July 31, 2013 4 Comments
I’d like you to take a moment to reflect on your typical workday.
What tasks and activities make up your average day?
Do you feel in control or swamped?
Do you have a clear understanding of how you are contributing value to your customers? Or do you just ‘get stuff done’?
For many people, the typical response goes something like this:
“On the way to work, I’m already on email, getting across the things that I have to get done today. The work comes at me and I do my best to get it done by the end of the day. I often get interrupted (either with new work or with irrelevant intrusions), but if I push through, I usually manage to get it all done before I go home.
Did I create value for our customers? I guess I must have, or they wouldn’t pay me to do this job, would they?”
For many of us, it’s not hard to relate to this narrative – not so much because of who we are, but because of the environment we work in.
Now compare the above response with this:
“My sole purpose at work is delighting the customer. My friends used to look at me funny when I said this, because they know I work in Accounts – hardly a frontline, customer-facing role. But because I know all my colleagues have the same purpose in their work, we get things done and have a great time along the way. For us, the journey really IS the destination.”
Too often, the companies we work for try to create “pseudo-purposes” out of the intermediate steps we take in serving our customers, with metrics such as ‘percentage utilization’, ‘cost to serve’ and other seemingly harmless measures. The problem is that these metrics completely hide the true objective of the enterprise, replacing it with sub-goals (often known as “business drivers”) that are neither inspiring nor necessarily optimal.

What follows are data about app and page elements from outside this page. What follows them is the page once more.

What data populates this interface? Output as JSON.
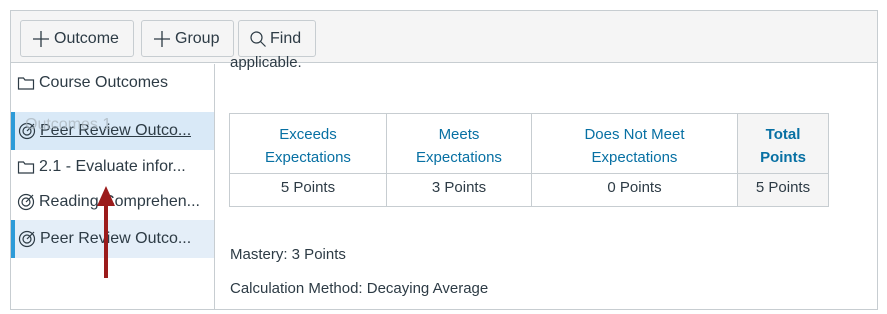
{
  "toolbar": {
    "outcome_label": "Outcome",
    "group_label": "Group",
    "find_label": "Find"
  },
  "sidebar": {
    "items": [
      {
        "label": "Course Outcomes",
        "icon": "folder-icon"
      },
      {
        "label": "Peer Review Outco...",
        "icon": "outcome-target-icon",
        "ghost_label": "Outcomes 1"
      },
      {
        "label": "2.1 - Evaluate infor...",
        "icon": "folder-icon"
      },
      {
        "label": "Reading Comprehen...",
        "icon": "outcome-target-icon"
      },
      {
        "label": "Peer Review Outco...",
        "icon": "outcome-target-icon"
      }
    ]
  },
  "main": {
    "cutoff_text": "applicable.",
    "rubric": {
      "headers": [
        {
          "line1": "Exceeds",
          "line2": "Expectations"
        },
        {
          "line1": "Meets",
          "line2": "Expectations"
        },
        {
          "line1": "Does Not Meet",
          "line2": "Expectations"
        },
        {
          "line1": "Total",
          "line2": "Points"
        }
      ],
      "points": [
        "5 Points",
        "3 Points",
        "0 Points",
        "5 Points"
      ]
    },
    "mastery": "Mastery: 3 Points",
    "calculation": "Calculation Method: Decaying Average"
  },
  "colors": {
    "accent": "#2d9bd8",
    "link": "#0770a3",
    "annotation_arrow": "#9b1b1b"
  }
}
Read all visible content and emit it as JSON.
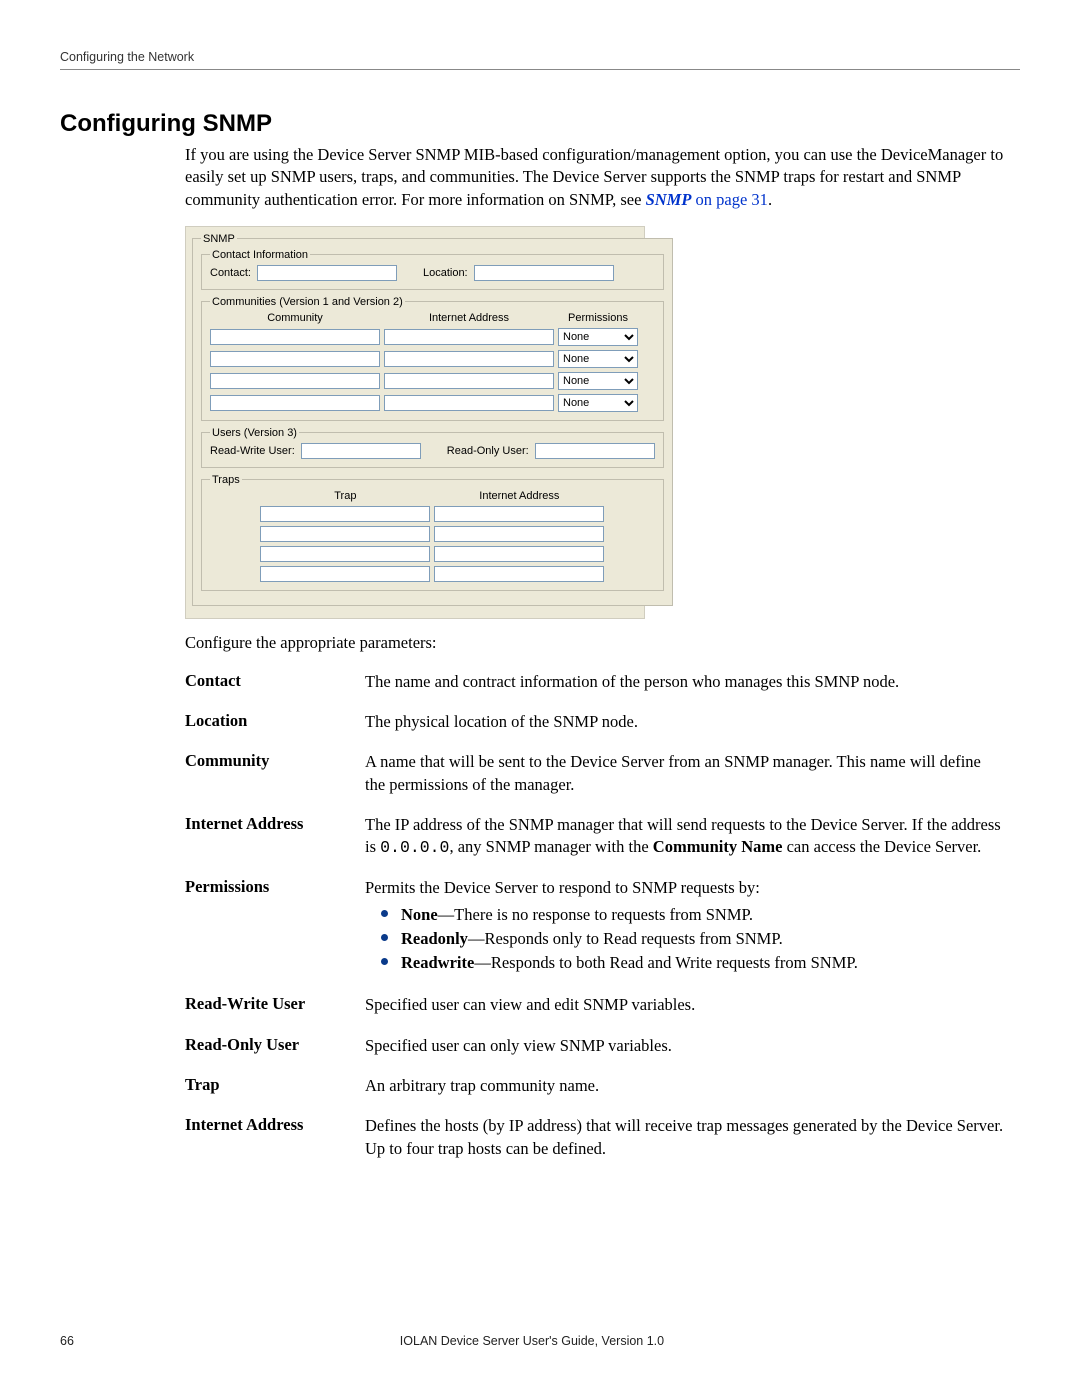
{
  "header": "Configuring the Network",
  "title": "Configuring SNMP",
  "intro": {
    "part1": "If you are using the Device Server SNMP MIB-based configuration/management option, you can use the DeviceManager to easily set up SNMP users, traps, and communities. The Device Server supports the SNMP traps for restart and SNMP community authentication error. For more information on SNMP, see ",
    "link": "SNMP",
    "linkpg": " on page 31",
    "end": "."
  },
  "dialog": {
    "root": "SNMP",
    "contact_group": "Contact Information",
    "contact_label": "Contact:",
    "location_label": "Location:",
    "comm_group": "Communities (Version 1 and Version 2)",
    "comm_col1": "Community",
    "comm_col2": "Internet Address",
    "comm_col3": "Permissions",
    "perm_option": "None",
    "users_group": "Users (Version 3)",
    "rw_label": "Read-Write User:",
    "ro_label": "Read-Only User:",
    "traps_group": "Traps",
    "trap_col1": "Trap",
    "trap_col2": "Internet Address"
  },
  "param_intro": "Configure the appropriate parameters:",
  "params": {
    "contact": {
      "name": "Contact",
      "desc": "The name and contract information of the person who manages this SMNP node."
    },
    "location": {
      "name": "Location",
      "desc": "The physical location of the SNMP node."
    },
    "community": {
      "name": "Community",
      "desc": "A name that will be sent to the Device Server from an SNMP manager. This name will define the permissions of the manager."
    },
    "inetaddr": {
      "name": "Internet Address",
      "pre": "The IP address of the SNMP manager that will send requests to the Device Server. If the address is ",
      "mono": "0.0.0.0",
      "mid": ", any SNMP manager with the ",
      "bold": "Community Name",
      "post": " can access the Device Server."
    },
    "permissions": {
      "name": "Permissions",
      "lead": "Permits the Device Server to respond to SNMP requests by:",
      "none_b": "None",
      "none_t": "—There is no response to requests from SNMP.",
      "ro_b": "Readonly",
      "ro_t": "—Responds only to Read requests from SNMP.",
      "rw_b": "Readwrite",
      "rw_t": "—Responds to both Read and Write requests from SNMP."
    },
    "rwuser": {
      "name": "Read-Write User",
      "desc": "Specified user can view and edit SNMP variables."
    },
    "rouser": {
      "name": "Read-Only User",
      "desc": "Specified user can only view SNMP variables."
    },
    "trap": {
      "name": "Trap",
      "desc": "An arbitrary trap community name."
    },
    "trapaddr": {
      "name": "Internet Address",
      "desc": "Defines the hosts (by IP address) that will receive trap messages generated by the Device Server. Up to four trap hosts can be defined."
    }
  },
  "footer": {
    "page": "66",
    "text": "IOLAN Device Server User's Guide, Version 1.0"
  }
}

Small wonder, then, that we end up with silos, factions and people working at cross-purposes – if I’m trying to maximize utilization and you’re looking to keep someone free for a project that is important to your personal KPIs, we’re going to have a problem.
With a clear focus on the customer, however, these problems become the exception rather than the norm. It’s no longer about “how much did I get done today?” or “I’d better meet my KPIs”, but rather “how many customers did we delight today?” Even the use of “we” rather than “I” reinforces that we’re all in it together.

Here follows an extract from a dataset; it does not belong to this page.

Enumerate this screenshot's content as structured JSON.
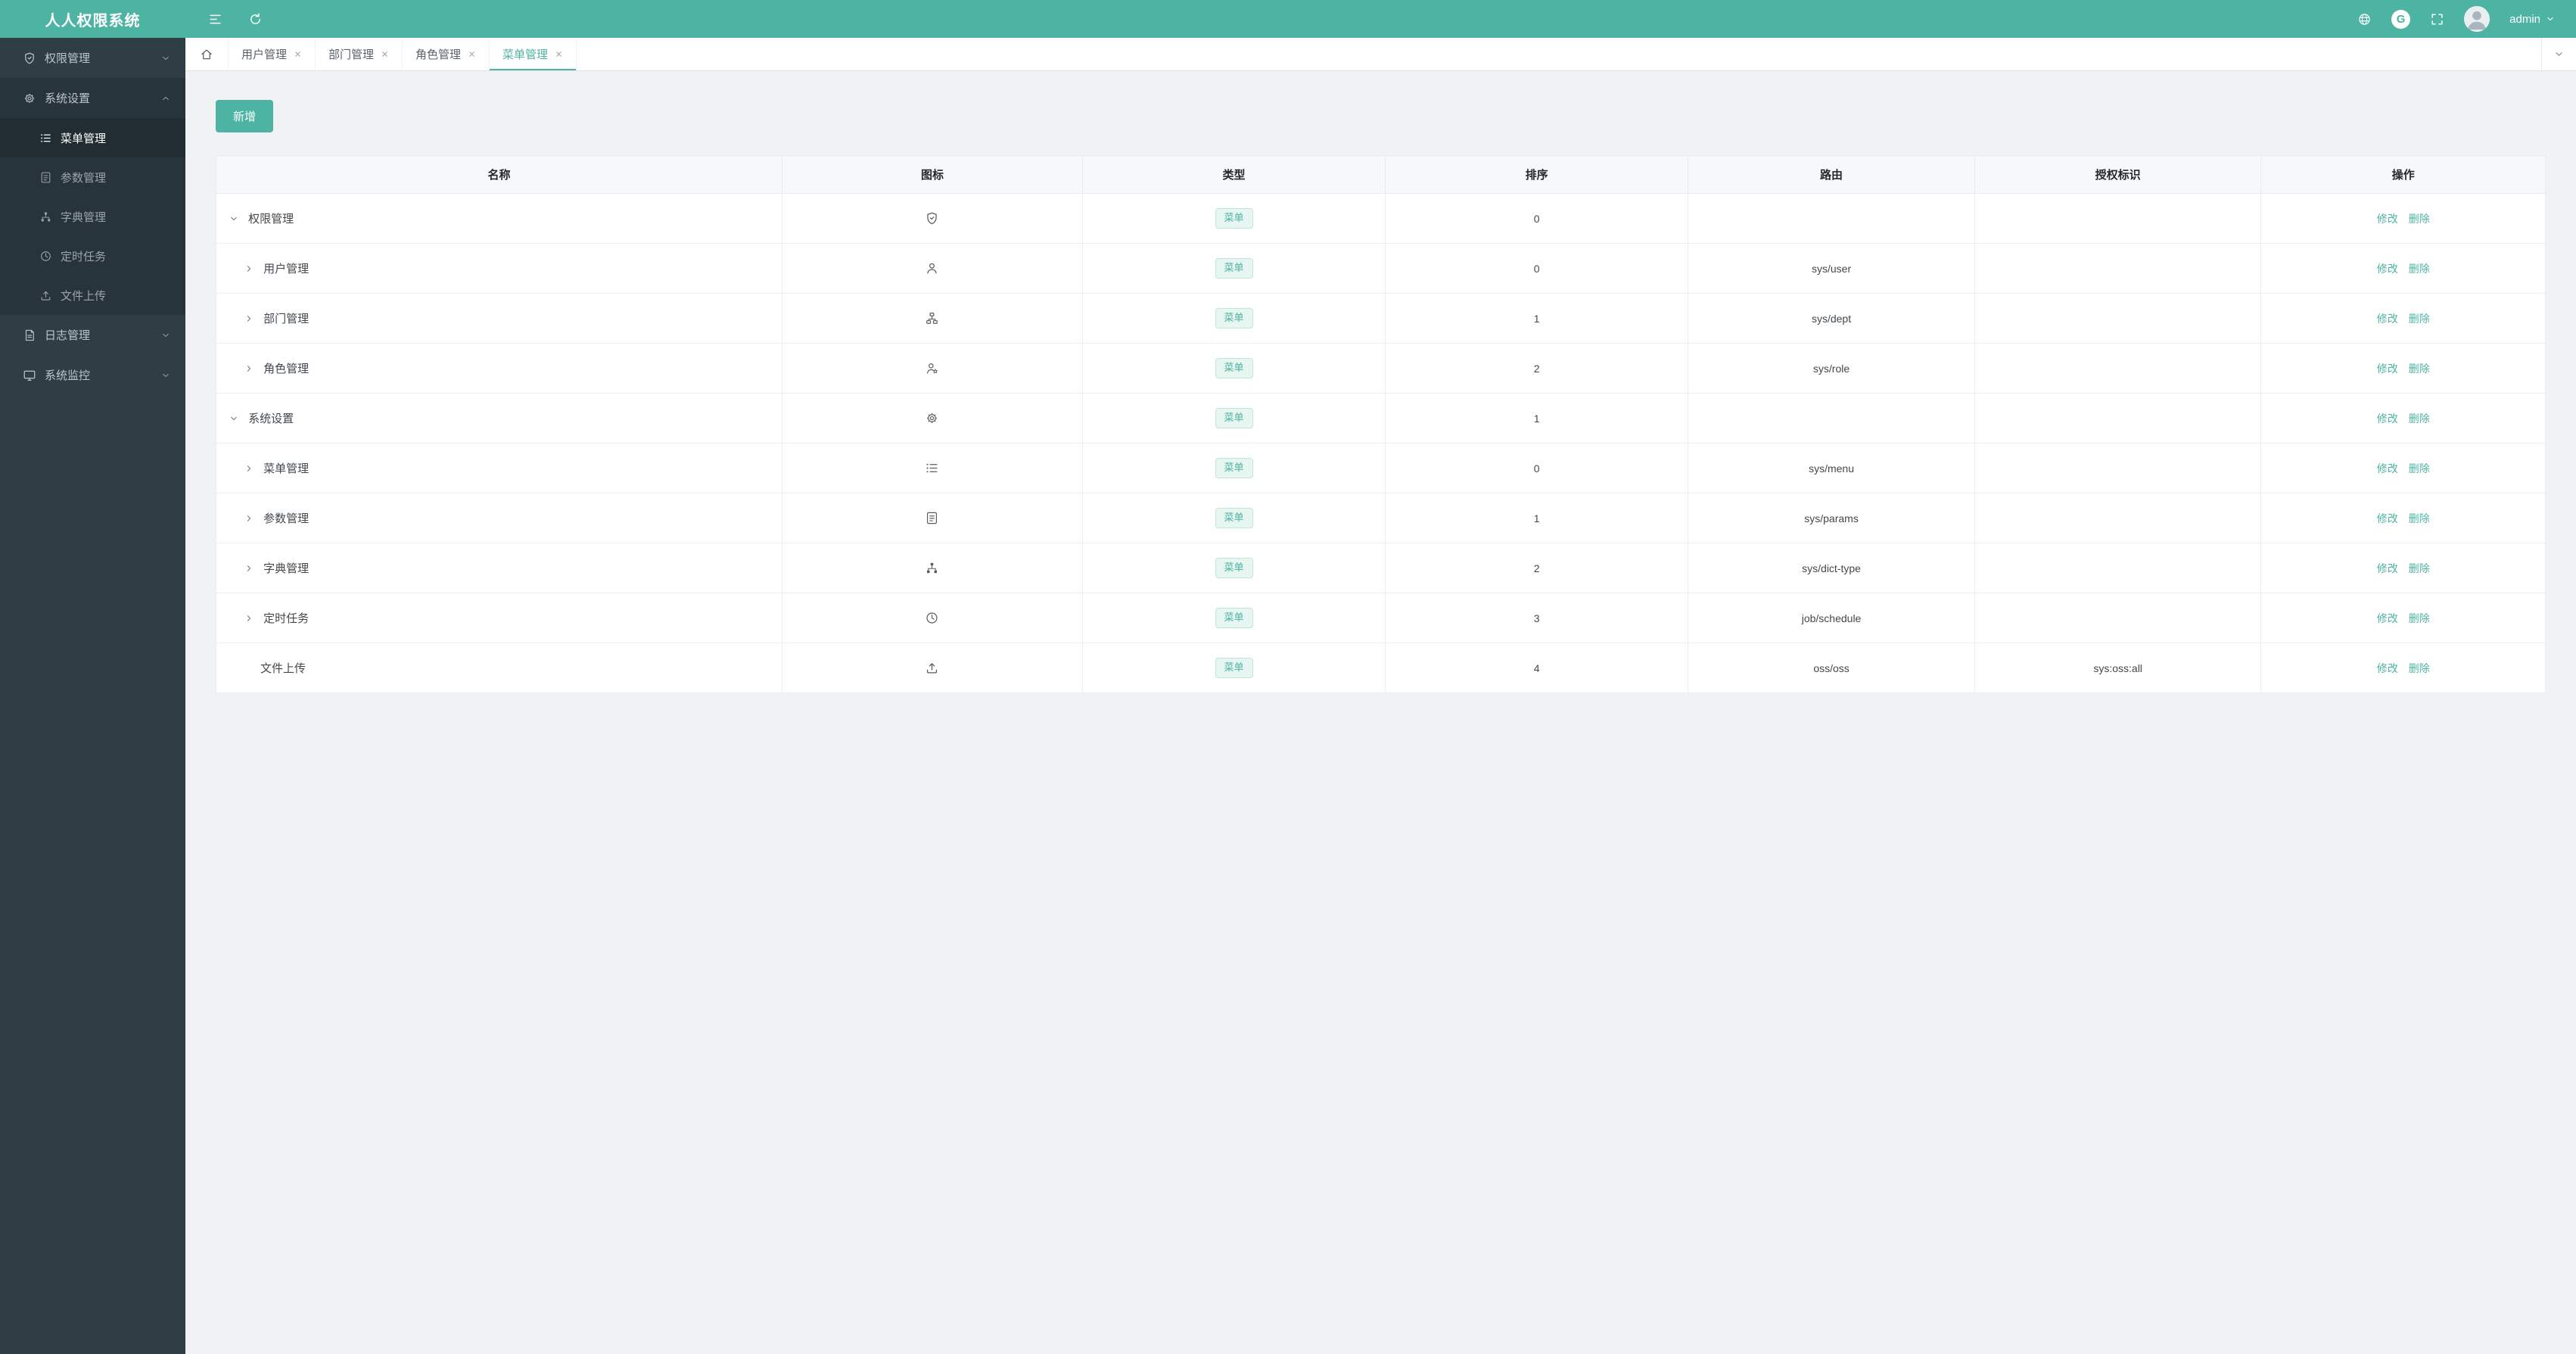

And how much more inspiring is it to constantly be thinking of how to delight customers than meeting arbitrary internal measures?
You may think this is an oversimplification or a fairytale – “it doesn’t work like this in the real world”. But try to suspend disbelief for just for a moment and think about an organization that delighted YOU recently – what do you think was on the mind of the people who served YOU?